Reportedby China.org.cn, an English news portal, China has, “set up three Internet courts in Hangzhou, Beijing and Guangzhou” to cater specifically for internet related cases. The courts even allow plaintiffs to file complaints online.
The online portal of Hangzhou internet courts state their purposeas to behave as incubators and become leaders in internet disputes and transform how internet trials are done.
blockchain guarantees that data cannot be tampered [with] […] all digital footprints stored in the judicial blockchain system […] have legal effect,” said Wang Jiangqiao,one of the judges at the internet courts. He also said on the traceability nature of the decentralized technology such as, “authorship, time of creation, content and evidence of infringement.
The courts have been setup in line with Supreme Court of China’s early September rulingthat blockchain can be used as a legal evidence, owing to its immutable nature.
Hangzhou is described by China.org.cn as “home to many, if not most, online writers in China,” with more than a hundred “famous online writers work in awriters’village.”
One of the biggest issue authors and writers face on the internet is piracy of their works. With no proper way to store data on their works, most of the times it becomes difficult for the writers to prove that the work or article they had penned was theirs in the first place.
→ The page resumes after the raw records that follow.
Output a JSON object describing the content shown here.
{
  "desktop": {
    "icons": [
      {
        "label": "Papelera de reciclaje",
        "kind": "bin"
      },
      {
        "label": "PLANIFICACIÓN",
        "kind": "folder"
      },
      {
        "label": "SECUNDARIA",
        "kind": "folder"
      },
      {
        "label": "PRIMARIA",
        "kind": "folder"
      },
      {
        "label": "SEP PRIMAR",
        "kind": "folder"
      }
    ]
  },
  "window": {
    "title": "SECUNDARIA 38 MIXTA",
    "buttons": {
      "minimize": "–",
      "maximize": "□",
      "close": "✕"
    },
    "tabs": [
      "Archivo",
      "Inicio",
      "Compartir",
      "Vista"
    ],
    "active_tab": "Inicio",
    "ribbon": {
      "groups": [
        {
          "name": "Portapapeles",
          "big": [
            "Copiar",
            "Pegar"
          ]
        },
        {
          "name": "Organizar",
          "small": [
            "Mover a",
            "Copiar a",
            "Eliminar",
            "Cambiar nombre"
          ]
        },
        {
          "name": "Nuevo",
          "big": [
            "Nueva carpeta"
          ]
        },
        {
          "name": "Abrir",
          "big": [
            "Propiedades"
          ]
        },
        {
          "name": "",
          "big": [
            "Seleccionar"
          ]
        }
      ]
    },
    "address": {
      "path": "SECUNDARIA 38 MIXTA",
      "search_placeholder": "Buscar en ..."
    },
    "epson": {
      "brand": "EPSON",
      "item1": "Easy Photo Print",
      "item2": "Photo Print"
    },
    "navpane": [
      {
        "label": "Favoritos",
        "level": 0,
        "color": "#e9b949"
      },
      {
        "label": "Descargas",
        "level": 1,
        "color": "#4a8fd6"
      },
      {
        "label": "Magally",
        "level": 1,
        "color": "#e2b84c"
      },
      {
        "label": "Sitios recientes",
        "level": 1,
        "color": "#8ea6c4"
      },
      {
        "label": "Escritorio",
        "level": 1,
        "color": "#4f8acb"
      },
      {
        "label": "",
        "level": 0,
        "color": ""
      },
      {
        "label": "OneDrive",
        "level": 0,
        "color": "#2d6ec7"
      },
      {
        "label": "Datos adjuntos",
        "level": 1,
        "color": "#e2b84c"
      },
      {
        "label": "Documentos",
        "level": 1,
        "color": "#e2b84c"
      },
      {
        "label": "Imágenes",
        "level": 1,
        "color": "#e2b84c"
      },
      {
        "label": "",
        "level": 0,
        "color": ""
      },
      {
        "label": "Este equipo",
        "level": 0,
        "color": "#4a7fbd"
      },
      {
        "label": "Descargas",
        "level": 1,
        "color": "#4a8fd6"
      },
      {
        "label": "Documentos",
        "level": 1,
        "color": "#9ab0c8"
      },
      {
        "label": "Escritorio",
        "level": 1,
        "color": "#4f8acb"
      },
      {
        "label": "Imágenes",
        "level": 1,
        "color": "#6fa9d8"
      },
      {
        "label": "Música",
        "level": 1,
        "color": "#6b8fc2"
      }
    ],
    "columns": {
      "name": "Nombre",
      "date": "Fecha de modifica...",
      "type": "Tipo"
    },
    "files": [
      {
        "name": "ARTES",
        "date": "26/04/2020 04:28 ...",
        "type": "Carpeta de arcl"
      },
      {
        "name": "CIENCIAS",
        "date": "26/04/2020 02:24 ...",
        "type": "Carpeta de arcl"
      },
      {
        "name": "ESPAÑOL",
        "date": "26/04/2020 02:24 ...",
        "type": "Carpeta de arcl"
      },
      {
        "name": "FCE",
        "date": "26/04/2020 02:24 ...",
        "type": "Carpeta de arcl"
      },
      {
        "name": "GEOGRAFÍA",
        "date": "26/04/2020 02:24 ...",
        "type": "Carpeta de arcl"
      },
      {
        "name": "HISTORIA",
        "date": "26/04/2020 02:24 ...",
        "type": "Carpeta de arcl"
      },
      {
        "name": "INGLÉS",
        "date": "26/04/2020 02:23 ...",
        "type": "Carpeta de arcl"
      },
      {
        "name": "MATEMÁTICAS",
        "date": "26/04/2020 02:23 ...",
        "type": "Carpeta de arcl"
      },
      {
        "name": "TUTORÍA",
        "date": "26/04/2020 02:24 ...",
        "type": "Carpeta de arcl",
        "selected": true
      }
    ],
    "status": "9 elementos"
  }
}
At most, the writers can only resort to taking screenshots of their works, which is not acceptable as legal evidence, owning to the proof being easily tampered and created to look like an original.
Blockchain is the perfect tool for IP rights, as Russia has already proven recently by recording change of rights ownershipthrough collaborating with IPChain.